WHAT YOU SHOULD DO
Look below and pull out each line with the word "JSON".

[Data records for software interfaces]
★ ★ ★ ★ ★
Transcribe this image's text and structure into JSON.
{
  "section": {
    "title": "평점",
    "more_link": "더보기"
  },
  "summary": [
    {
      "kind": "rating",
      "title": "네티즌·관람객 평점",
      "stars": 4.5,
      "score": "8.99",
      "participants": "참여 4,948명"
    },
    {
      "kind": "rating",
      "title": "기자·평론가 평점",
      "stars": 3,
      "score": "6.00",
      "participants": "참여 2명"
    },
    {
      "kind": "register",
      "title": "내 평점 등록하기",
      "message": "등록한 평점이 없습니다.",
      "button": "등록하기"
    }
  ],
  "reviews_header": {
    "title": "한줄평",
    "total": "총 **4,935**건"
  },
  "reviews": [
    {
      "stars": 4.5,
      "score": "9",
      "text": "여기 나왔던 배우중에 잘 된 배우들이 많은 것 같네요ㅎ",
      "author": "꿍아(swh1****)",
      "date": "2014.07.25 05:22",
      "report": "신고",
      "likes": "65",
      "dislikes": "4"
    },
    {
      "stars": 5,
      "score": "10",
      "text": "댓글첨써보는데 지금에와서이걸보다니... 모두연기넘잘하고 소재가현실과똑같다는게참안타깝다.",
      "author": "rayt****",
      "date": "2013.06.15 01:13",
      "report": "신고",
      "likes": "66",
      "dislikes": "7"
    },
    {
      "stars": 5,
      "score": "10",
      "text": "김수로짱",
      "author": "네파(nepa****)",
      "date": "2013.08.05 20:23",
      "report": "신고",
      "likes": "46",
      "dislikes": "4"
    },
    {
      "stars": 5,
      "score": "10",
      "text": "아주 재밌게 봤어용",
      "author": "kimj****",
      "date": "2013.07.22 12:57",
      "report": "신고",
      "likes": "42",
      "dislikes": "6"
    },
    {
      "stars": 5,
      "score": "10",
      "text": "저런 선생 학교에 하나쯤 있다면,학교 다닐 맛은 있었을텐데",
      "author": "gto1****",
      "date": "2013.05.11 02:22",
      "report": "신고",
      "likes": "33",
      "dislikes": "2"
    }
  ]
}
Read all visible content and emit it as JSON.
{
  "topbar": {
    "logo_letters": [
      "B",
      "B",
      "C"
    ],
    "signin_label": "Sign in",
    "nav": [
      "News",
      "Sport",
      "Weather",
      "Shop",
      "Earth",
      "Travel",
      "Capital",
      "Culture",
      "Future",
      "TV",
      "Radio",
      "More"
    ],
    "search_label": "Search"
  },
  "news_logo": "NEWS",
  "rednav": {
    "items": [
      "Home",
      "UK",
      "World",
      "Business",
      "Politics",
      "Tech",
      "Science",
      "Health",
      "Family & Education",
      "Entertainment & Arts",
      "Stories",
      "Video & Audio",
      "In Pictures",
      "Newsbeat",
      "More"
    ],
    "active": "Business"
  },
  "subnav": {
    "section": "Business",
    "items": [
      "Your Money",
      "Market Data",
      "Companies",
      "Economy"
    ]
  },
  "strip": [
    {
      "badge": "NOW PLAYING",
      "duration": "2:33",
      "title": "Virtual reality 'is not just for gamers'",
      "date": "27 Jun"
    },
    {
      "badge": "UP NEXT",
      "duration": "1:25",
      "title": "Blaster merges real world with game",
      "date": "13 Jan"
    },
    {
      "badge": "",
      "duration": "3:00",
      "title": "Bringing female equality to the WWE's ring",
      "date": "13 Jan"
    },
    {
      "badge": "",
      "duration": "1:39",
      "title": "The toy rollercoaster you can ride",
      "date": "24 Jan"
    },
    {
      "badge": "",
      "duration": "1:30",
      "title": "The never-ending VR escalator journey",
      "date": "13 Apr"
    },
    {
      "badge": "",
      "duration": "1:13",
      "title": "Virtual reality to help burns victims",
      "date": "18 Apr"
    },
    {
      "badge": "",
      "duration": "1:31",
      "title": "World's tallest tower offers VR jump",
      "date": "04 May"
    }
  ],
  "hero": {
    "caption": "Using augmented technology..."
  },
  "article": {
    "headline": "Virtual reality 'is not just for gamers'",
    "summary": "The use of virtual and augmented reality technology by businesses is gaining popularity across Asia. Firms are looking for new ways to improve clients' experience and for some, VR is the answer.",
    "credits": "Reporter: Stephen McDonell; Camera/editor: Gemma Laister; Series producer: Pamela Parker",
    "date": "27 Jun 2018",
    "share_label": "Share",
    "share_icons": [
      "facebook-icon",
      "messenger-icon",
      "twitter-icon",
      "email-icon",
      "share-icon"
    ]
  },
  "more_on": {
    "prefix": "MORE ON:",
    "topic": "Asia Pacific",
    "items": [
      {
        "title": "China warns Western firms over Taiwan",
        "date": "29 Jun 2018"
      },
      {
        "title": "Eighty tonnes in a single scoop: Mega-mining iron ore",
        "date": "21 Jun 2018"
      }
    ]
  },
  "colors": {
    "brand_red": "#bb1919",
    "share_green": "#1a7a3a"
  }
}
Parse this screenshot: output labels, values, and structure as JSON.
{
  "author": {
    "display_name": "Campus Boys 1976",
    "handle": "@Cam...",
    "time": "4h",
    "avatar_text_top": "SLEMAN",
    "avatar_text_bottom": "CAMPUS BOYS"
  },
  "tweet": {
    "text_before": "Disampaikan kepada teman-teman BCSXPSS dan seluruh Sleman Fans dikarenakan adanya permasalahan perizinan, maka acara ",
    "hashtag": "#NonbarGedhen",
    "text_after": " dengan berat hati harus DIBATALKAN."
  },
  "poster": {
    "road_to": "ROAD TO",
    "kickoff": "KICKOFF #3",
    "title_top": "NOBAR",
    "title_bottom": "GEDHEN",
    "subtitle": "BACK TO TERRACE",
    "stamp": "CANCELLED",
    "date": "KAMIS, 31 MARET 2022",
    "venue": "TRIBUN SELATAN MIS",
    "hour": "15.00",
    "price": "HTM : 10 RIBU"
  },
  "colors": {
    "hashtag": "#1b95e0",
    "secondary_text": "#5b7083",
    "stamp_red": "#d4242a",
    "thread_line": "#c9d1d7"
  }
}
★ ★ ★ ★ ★
OUTPUT
Transcribe this image's text and structure into JSON.
Read all visible content and emit it as JSON.
Parse this screenshot: output labels, values, and structure as JSON.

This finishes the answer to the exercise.